§ DATA SHOWN
-- -- --
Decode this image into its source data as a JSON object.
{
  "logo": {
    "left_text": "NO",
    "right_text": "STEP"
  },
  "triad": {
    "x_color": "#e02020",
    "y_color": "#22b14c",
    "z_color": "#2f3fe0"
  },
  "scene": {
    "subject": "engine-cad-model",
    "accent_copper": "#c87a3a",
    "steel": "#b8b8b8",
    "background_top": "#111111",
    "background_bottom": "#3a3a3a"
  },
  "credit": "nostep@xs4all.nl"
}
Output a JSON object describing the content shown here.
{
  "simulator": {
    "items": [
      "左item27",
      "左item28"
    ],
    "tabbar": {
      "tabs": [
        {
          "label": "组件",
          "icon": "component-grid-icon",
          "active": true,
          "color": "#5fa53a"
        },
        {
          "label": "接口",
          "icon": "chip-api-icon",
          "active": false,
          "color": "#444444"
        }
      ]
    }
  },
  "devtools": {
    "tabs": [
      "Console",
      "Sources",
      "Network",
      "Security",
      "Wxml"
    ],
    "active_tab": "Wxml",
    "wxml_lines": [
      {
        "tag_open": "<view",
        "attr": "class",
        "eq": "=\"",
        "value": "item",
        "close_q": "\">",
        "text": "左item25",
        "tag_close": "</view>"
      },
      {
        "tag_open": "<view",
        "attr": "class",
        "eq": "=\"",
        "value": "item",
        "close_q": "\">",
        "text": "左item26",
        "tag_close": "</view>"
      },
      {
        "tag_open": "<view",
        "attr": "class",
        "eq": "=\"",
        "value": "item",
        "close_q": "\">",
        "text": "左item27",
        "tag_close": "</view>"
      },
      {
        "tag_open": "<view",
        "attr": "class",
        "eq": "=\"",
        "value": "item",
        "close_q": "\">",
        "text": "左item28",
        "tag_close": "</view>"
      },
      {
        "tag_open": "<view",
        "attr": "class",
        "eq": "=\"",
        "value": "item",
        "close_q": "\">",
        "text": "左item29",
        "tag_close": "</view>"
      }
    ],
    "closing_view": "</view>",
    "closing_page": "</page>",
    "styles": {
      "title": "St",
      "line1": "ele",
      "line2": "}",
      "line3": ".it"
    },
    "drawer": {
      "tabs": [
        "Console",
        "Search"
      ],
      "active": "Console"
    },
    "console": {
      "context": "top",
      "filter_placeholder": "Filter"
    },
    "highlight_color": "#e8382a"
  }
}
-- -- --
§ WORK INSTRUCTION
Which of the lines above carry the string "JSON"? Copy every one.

§ RESPONSE TO THE EXERCISE
Decode this image into its source data as a JSON object.
Output a JSON object describing the content shown here.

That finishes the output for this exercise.